Page and application data records:
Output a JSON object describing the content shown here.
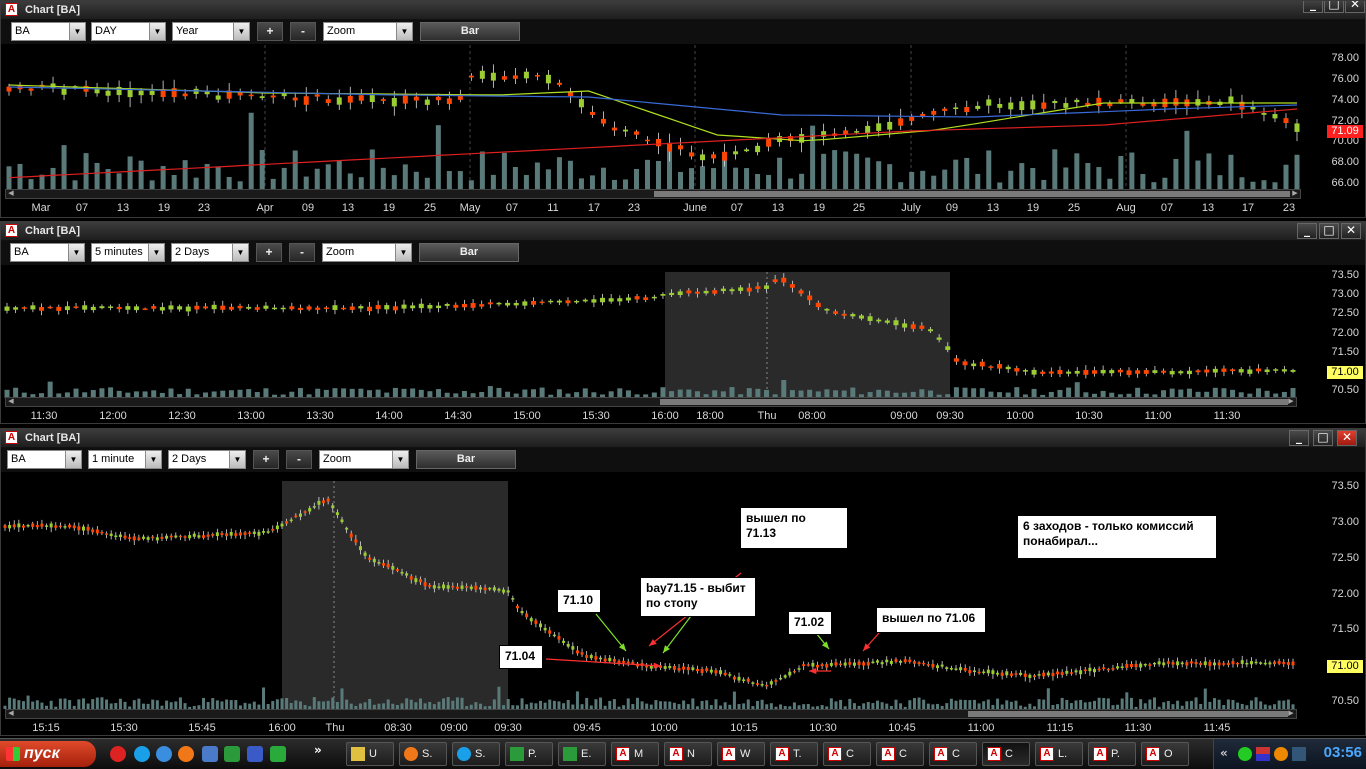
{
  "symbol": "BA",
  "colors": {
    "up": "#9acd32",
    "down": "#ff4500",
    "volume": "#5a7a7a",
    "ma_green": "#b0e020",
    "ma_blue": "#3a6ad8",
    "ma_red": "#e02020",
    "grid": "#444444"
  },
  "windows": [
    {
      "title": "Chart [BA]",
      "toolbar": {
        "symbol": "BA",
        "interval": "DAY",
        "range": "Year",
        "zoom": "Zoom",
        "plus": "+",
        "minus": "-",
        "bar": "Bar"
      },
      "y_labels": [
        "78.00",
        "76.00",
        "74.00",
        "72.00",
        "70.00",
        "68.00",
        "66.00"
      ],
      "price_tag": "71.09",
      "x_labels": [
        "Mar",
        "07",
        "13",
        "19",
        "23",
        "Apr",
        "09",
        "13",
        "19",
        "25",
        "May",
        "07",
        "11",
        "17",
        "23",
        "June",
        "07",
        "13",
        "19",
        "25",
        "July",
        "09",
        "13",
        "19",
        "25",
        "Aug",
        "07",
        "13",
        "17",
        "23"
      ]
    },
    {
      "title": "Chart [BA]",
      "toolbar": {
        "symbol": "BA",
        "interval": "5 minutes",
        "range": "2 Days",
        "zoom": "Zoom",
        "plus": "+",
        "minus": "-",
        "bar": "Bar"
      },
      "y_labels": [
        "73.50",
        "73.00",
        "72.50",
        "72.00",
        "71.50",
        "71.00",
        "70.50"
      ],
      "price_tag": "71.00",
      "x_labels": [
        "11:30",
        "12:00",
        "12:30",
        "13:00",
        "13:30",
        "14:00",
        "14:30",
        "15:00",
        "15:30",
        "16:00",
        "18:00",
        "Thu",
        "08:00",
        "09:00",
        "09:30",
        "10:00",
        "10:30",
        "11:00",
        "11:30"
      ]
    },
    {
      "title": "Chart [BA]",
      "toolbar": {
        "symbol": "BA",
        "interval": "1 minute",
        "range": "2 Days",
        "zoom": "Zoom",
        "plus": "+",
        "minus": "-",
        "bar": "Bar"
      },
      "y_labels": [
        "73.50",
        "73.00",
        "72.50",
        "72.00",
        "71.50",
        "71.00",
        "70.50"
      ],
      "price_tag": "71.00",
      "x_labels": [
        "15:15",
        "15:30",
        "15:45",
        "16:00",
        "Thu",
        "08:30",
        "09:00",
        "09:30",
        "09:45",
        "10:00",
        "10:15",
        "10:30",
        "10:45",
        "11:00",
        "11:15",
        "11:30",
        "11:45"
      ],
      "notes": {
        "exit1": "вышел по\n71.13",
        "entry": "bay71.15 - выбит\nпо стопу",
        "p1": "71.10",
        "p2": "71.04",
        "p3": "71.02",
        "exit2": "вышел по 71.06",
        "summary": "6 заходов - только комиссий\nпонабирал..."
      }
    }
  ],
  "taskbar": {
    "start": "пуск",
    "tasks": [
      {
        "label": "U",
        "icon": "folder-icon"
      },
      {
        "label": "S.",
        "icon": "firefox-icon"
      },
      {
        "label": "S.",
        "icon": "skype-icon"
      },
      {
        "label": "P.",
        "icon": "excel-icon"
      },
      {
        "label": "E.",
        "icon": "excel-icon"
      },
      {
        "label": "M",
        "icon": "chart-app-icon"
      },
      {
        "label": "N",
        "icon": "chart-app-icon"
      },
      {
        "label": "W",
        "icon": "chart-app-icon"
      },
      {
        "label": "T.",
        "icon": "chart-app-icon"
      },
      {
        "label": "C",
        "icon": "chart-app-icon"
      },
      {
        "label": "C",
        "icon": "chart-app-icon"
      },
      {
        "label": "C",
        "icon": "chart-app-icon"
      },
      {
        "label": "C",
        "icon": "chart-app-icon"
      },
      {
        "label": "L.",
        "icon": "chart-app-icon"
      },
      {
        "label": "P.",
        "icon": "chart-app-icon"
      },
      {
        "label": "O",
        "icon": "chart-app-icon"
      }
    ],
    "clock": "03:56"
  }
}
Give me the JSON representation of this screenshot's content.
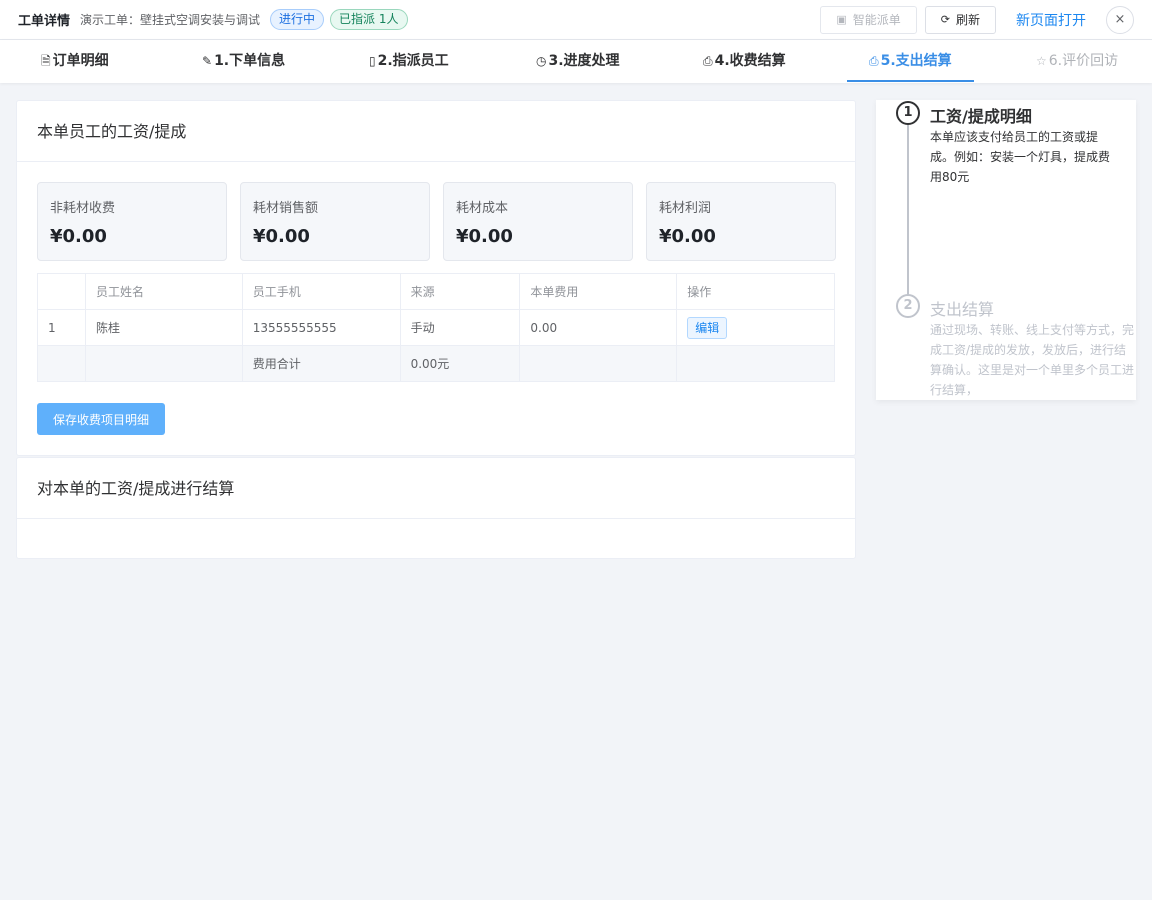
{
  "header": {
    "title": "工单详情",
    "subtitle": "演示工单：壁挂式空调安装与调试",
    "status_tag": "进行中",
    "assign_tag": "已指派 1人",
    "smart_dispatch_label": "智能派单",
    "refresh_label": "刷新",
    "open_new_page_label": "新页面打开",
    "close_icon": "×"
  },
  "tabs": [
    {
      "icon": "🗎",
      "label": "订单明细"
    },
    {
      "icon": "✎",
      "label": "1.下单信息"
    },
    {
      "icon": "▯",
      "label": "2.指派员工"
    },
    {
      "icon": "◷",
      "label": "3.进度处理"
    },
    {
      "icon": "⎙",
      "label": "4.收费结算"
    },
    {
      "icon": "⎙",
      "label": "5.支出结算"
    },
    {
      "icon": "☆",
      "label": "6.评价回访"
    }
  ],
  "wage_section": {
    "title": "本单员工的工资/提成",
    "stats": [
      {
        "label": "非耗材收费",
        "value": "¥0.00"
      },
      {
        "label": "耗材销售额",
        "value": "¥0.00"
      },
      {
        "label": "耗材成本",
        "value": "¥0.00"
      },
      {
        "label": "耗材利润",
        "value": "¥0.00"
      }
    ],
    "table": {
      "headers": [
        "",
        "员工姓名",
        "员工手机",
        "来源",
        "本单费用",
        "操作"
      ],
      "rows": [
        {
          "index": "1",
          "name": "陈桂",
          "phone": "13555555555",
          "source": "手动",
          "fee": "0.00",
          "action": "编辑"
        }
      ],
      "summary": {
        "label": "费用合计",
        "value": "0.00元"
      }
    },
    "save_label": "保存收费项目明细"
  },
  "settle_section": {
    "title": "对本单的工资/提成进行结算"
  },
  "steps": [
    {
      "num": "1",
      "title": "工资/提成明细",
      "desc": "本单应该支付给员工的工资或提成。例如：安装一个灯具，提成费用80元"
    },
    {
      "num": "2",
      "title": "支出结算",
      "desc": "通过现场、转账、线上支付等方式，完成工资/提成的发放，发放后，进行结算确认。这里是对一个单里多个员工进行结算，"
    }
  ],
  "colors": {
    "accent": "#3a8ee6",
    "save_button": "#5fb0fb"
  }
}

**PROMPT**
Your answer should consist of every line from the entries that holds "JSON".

**OUTPUT OF THE TASK**
Output a JSON object describing the content shown here.
Give me the JSON representation of this screenshot's content.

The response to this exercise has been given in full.